Windows. To determine the size of the end cuts, locate the center of the window sill on the wall to be tiled. Check again after offsetting the center by half a tile to see if the end cuts are appropriate. It would be best, to begin with the best possible measurement to get the best possible result (you’ll want an amount bigger than 20 mm). Minor cuts on the front vertical of the window can cause issues with cutting the tiles or, even worse, alignment if the vertical edges are not plumb. Thus care must be used to avoid ending up with opposing cuts that are too huge (almost the entire tile). Make sure the window sill is level, too. In most cases, it isn’t; in this case, you can select the highest position and tile the front (between the countertop and the ledge) from there, then fill it level with adhesive when you’re ready to tile the top of the sill. If the difference is significant, you may need to use two layers of tiles or fill the gap with plaster or cement before you begin tiling.

Start by tiling the front wall up to the desired height, then tile the window sill and sides, and finally, tile the perimeter with tile trim (if necessary).

Grouting After the tiles have been laid, wait until morning to grout. The tiles you use will determine the grout you need to purchase.

Grout thicknesses between 1 and 5 mm are available for users with thin joints.

Grouts for joints 3-20 mm wide

* Common grouts

Adapted for use with porcelain tiles and other surfaces that can withstand some flexing, flexible grouts are a must.

* Industrial and high-traffic specific hygiene epoxy grouts

Before using a product, always check the label for proper care and application directions.

Silicone If necessary, silicone sealant can be used once the grout has dried.

If the tiles are made of natural stone, you will need a suitable silicone (ask your supplier for a “Neutral Cure” silicone), as regular silicone might stain some marble. You can buy silicone ideal for general use, usually of the “Acetoxy” type. Silicone has its unique species. Quick thinking and caution are required. Investing in a silicone tool kit could prove helpful.

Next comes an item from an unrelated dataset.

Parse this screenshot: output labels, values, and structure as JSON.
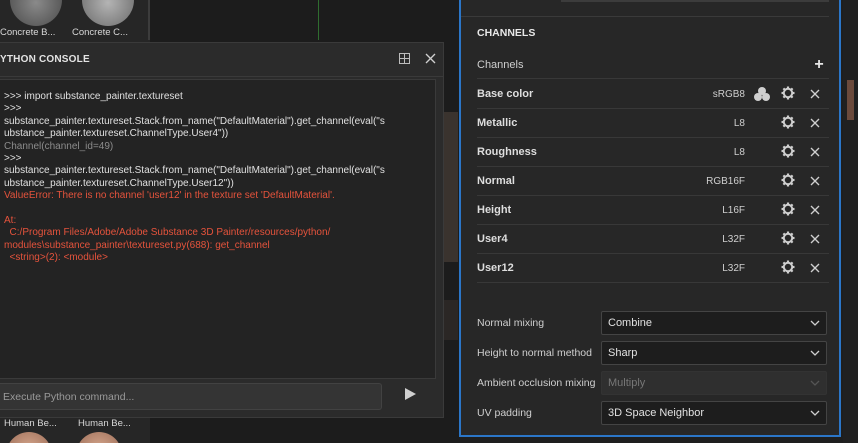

A product called “silicone remover” is available when you need to get rid of old silicone. Simple to employ, it facilitates the elimination of moldy, decomposing silicone. More…

I hope this has been informative and clear. Tile happily. 🙂

Read also: